While Elon Musk ‘s world is going down amid fraud accusations and threats to be fired as Tesla’s CEO, his space company is preparing to launch a Falcon 9 rocket into the sky with a peculiar mission. It is to return to earth to land for the first time on its ground-site on the West Coast, incidentally making it a sleepless night for Californians.
The Us Air Force has warned Californians about loud booming and burning in the sky on October 7 night, as the upcoming SpaceX’s launch at Vandenberg Base is set to launch.
“This will be SpaceX’s first land landing attempt at Vandenberg Air Force Base. Local residents may see the first stage of the Falcon 9 returning to Vandenberg AFB, including multiple engine burns associated with the landing. During the landing attempt residents from Santa Barbara, Ventura and San Luis Obispo counties may hear one or more sonic booms,” the warning on their web-site reads.
SpaceX founder Elon Musk posted a warning on his Twitter feed that the boom “won’t be subtle”.
This Falcon will be returning with the payload of an Argentinian satellite, which is one of the six-piece satellite consortium, targeted to capture high-resolution images of Earth.
The Falcon 9, set from Vandenberg Air Force Base, will go on the first ever mission of this kind, as the rocket would attempt ground-based landing on the West Coast and attempt to return to the company’s launch pad at Vandenberg Base, rather than landing at sea on a drone-catching vessel. Earlier landings have been carried out on the East coast, at Florida’s Cape Canaveral Station.
The challenging peculiarity on the West coast is the 400-meter distance between the company’s two pads.
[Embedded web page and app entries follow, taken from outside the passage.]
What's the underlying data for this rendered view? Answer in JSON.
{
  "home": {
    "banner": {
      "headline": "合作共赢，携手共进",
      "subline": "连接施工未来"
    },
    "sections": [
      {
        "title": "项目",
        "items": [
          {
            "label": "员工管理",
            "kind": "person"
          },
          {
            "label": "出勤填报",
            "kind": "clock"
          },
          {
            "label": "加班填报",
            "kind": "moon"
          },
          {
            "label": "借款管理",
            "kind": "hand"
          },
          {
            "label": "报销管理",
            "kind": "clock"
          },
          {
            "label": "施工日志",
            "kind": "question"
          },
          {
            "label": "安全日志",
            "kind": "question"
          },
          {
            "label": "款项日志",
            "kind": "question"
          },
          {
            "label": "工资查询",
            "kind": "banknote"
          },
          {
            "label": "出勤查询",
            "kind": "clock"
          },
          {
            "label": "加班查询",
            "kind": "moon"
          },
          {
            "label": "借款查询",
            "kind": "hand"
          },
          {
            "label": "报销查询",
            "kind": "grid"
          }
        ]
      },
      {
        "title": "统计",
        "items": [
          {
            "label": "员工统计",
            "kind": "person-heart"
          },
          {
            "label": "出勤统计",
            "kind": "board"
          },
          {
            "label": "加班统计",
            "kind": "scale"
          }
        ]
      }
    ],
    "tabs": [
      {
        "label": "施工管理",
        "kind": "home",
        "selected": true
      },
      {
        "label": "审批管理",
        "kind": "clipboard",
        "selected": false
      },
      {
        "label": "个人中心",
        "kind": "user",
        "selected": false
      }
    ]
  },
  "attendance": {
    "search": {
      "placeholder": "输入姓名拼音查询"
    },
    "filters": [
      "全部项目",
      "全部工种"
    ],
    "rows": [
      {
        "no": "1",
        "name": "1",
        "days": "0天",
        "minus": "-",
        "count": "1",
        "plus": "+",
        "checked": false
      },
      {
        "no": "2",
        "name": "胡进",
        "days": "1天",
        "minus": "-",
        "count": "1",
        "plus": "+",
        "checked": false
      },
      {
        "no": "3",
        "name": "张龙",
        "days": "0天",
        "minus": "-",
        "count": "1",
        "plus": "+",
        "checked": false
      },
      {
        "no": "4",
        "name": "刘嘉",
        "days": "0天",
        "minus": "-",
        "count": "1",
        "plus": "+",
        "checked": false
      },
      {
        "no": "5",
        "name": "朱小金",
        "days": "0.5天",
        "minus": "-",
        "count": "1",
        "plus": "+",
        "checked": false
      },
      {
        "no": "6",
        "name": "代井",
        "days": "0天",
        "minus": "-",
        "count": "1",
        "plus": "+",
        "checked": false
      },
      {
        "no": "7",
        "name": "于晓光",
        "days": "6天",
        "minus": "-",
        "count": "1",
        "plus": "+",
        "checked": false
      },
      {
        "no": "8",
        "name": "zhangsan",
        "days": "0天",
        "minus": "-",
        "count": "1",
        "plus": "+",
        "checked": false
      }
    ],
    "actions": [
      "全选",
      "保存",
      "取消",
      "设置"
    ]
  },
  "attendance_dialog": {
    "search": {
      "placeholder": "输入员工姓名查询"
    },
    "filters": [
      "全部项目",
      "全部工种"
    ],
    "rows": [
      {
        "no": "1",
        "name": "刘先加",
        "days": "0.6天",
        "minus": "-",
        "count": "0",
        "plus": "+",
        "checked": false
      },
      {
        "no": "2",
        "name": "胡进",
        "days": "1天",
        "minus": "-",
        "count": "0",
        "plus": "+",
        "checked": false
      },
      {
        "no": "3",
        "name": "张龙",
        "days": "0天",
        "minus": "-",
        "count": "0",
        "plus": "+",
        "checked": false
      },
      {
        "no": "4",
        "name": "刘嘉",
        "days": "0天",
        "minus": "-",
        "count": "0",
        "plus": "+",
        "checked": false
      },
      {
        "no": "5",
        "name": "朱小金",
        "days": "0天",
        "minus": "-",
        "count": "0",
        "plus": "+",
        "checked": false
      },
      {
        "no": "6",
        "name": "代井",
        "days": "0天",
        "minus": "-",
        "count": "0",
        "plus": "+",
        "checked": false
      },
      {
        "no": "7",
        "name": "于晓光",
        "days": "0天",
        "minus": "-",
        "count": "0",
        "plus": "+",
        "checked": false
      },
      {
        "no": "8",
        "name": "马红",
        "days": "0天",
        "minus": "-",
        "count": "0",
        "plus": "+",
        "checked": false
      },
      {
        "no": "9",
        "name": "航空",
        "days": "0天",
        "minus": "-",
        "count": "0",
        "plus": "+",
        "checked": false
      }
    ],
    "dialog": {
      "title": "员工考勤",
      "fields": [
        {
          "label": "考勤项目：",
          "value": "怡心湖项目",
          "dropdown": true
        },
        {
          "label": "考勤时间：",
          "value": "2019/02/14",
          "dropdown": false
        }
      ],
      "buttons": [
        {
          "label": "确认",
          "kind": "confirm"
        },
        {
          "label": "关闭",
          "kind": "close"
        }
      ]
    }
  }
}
This is way less than the gap between pads in Florida, which is several kilometers long.
The launch is scheduled no earlier than no earlier than 7:21 p.m. PDT.